The men represented four armed forces organisations set up nationally to care for those who had suffered as a result of service in World War 1, which had ended three years earlier with the 1918 Armistice.

The occasion marked the formation of the British Legion, the UK’s largest armed services charity, led by Field Marshal Haig, who had been the British commander at the battles of the Somme and Passchendaele.

Within months of its formation, the Legion launched the first Poppy Appeal.

"Since that moment in May 1921, the Legion has been working tirelessly for the rights of the armed forces community in Britain," Royal British Legion spokesman Alex Owen said.

"All the way through to the modern-day, whether that be helping people who have suffered life-changing injuries whether it be helping with finances, employment, housing."

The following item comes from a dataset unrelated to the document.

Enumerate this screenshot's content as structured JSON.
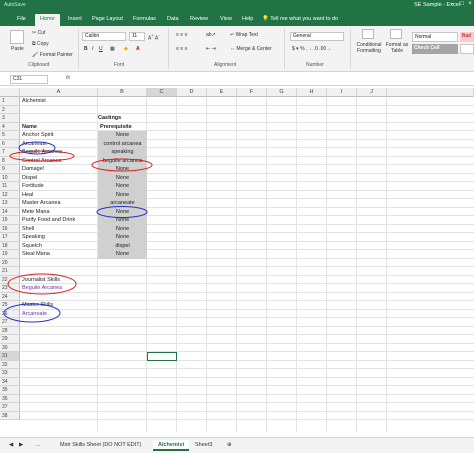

"Everything from feeding people getting them off the streets all the way through to helping today, with championing remembrance and making sure that the sacrifices that were made for our freedoms and way of life are never forgotten," he added.

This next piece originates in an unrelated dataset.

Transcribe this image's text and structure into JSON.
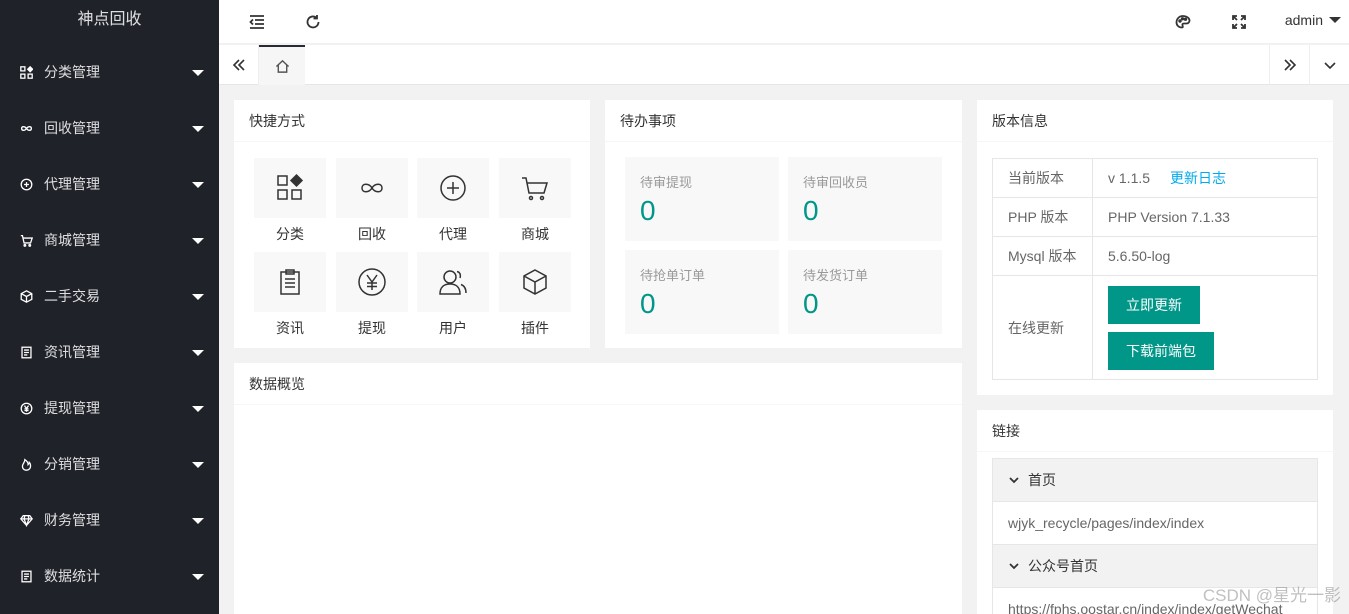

On its golden anniversary in 1971, The Queen awarded the Legion a “royal” prefix to its title.

On Saturday, May 15 the moment at the cenotaph will be re-created to mark the centenary of the Royal British Legion.

Representatives from the Navy, Army, RAF, and Merchant Navy along with a military widow will lay wreaths to mark the occasion.

"The Legion is still hugely relevant today, we still have an armed forces community in Britain that is 6.3 million strong and they do need our help every now and again," Owens said.

"We do absolutely crucial work with people who have suffered injuries from recent conflicts in Iraq and Afghanistan, all the way through to veterans of the second world war who we are providing care and independent living for so they can live dignified lives as well."

"We will continue campaigning for the rights and the needs of the armed forces community for the next 100 years as well," he added.

RBL Branches from around the world will also join in by laying wreaths at their local war memorials.

WATCH: Spokesman Alex Owen discusses thecontinuing role of the Royal British Legion